The federal election is less than 9 months away, and soon political candidates will criss-cross the land to tell you why they deserve your vote.  Will any of them talk of a long-term vision to champion our Agri-Food sector?  If not, I encourage you to ask why?

In this period of strained relations with longstanding allies and trade partners, it makes sound political sense to build on existing agricultural capabilities, as we work to strengthen current trade relationships, and build new ones.

Former Prime Minister Stephen Harper promoted Canada as an emerging energy superpower during his time as head of government, and repeatedly talked about the resultant economic benefits and increased global influence.  Defeated in 2015, Harper’s vision was not fully realized, and there’s no denying the current government has a different focus.

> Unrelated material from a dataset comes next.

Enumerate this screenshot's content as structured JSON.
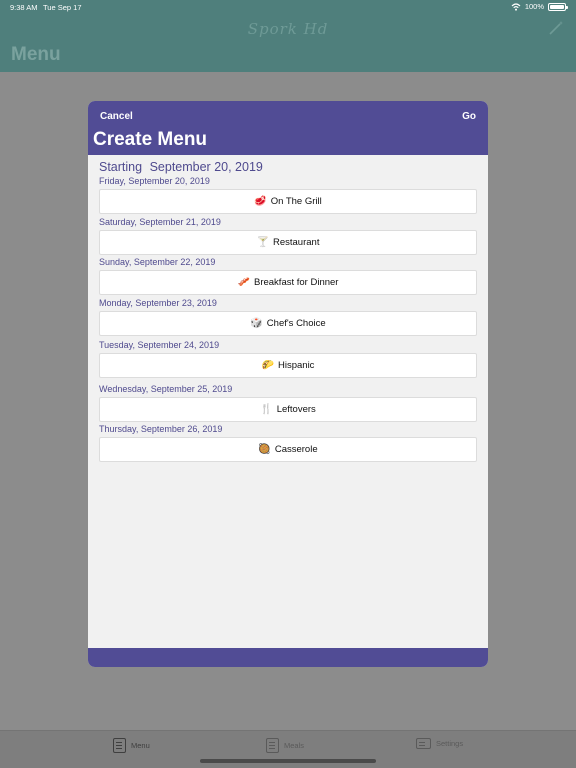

It’s time for a new vision for Canada.

Everyone needs safe, healthy food to eat, yet many of us take food for granted. Seemingly, so do our elected politicians.  Championing the Agri-Food sector means massive economic development for Canada, and food for the world.

Associations and groups across the country are increasingly promoting opportunities within the agricultural sector, including Farm Credit Canada, hosting their 3rd annual Agriculture Day on February 12th in Ottawa.

Now is the time to unite and celebrate food and the business of Canadian agriculture.

And there’s no time like the present to ponder our superpower capabilities…

Peter Seemann, Grassroots Founder & Principal